**WHAT TO DO:** Filter the entries beneath this task, copying only the lines that hold the word "Class".

**SUPPLIED MATERIAL:**
%%
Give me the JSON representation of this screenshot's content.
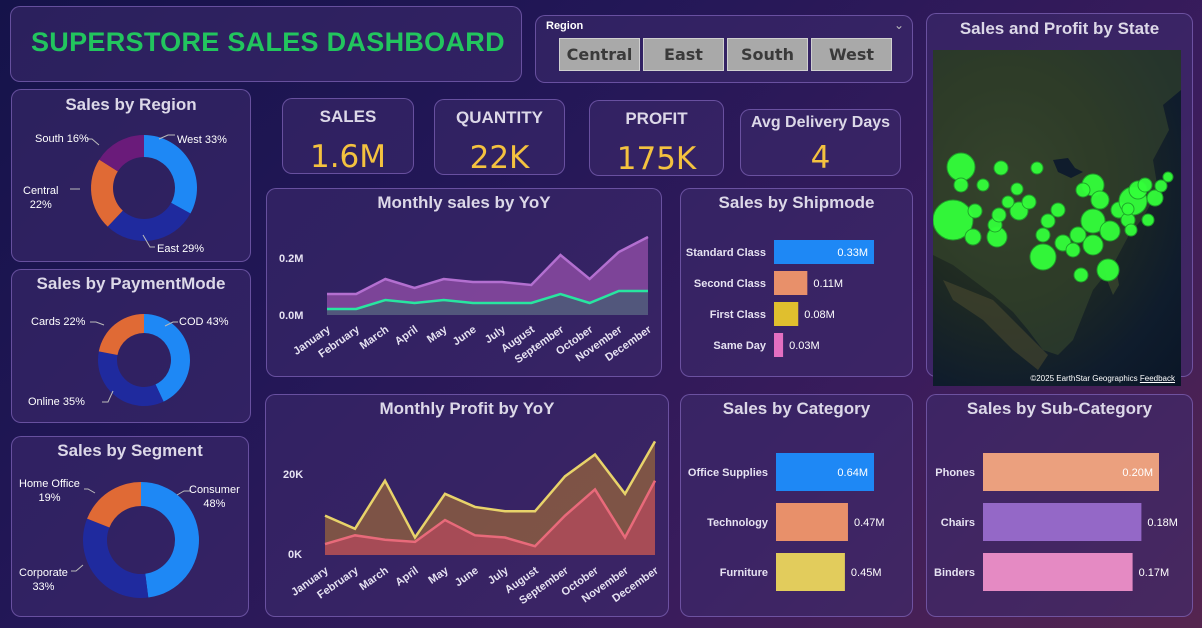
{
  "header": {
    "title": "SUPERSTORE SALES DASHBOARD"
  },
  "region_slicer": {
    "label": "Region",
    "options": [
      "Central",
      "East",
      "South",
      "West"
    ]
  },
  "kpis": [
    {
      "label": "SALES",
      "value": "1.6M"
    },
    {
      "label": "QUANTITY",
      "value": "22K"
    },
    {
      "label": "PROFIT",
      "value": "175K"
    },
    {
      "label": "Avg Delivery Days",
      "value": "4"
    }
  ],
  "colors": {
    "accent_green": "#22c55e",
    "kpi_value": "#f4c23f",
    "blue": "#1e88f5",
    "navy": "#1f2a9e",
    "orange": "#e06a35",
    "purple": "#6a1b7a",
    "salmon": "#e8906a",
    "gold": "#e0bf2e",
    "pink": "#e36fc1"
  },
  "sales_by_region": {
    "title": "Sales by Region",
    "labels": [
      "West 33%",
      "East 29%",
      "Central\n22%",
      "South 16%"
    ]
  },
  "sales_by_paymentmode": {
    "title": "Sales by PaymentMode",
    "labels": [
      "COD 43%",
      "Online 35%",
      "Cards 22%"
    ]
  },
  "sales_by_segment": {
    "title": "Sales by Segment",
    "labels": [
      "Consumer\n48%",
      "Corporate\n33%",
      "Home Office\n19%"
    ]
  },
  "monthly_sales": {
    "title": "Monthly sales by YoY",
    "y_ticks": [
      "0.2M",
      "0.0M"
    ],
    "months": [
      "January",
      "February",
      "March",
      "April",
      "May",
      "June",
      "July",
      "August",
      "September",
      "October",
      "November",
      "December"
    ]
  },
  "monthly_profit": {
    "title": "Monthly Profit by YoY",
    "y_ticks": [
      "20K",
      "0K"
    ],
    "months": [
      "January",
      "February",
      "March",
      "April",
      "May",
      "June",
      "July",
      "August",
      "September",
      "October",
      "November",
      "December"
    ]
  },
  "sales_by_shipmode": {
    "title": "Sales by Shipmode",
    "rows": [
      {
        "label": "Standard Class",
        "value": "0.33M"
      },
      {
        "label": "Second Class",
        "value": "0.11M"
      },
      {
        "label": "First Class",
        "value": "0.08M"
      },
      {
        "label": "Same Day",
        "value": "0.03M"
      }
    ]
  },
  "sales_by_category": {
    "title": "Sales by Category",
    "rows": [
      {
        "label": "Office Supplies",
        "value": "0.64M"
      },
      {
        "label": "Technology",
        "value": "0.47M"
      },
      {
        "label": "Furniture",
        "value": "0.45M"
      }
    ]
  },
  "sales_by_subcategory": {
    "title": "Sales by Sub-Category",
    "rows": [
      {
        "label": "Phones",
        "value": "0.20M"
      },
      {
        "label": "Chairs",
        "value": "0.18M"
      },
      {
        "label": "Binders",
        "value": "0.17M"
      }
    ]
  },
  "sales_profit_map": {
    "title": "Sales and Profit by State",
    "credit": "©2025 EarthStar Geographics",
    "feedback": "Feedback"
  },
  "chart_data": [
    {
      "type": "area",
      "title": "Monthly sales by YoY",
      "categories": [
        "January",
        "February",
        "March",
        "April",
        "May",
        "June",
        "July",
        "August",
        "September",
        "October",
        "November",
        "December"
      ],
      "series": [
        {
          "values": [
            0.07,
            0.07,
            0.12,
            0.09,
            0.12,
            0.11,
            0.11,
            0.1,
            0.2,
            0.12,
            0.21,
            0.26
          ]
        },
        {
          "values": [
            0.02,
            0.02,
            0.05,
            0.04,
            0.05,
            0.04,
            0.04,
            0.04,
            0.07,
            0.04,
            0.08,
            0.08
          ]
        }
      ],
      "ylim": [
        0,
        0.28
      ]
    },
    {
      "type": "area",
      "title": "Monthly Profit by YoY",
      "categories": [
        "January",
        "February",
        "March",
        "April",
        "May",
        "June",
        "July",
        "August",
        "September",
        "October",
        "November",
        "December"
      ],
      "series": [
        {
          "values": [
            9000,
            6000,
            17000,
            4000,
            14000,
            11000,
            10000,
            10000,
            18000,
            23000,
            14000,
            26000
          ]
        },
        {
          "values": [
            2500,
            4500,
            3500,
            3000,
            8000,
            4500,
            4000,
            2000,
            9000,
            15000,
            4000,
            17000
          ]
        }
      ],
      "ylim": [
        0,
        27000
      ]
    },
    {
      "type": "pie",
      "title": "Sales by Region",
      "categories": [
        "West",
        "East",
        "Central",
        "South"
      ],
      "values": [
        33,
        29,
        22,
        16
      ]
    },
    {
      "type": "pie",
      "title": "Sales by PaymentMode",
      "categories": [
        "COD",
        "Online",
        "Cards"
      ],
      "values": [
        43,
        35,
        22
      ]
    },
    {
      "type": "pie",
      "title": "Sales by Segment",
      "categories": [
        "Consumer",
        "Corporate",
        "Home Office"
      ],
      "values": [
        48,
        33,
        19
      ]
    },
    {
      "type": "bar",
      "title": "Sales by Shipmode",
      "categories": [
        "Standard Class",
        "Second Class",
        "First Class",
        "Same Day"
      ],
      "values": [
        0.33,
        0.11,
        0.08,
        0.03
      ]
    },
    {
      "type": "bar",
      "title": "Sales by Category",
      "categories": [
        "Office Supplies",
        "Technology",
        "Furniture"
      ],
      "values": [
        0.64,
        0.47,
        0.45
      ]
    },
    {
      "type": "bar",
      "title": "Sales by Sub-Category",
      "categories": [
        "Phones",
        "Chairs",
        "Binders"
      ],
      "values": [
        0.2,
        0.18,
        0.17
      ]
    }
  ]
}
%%
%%
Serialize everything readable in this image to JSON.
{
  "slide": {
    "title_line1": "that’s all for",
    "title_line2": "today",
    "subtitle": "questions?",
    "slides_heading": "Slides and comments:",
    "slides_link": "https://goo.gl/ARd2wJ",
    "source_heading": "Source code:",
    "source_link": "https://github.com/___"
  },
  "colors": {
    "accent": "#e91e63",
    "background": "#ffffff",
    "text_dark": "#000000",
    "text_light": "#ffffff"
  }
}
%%
**RESPONSE FOR THIS EXERCISE:**
        "label": "Standard Class",
        "label": "Second Class",
        "label": "First Class",
        "Standard Class",
        "Second Class",
        "First Class",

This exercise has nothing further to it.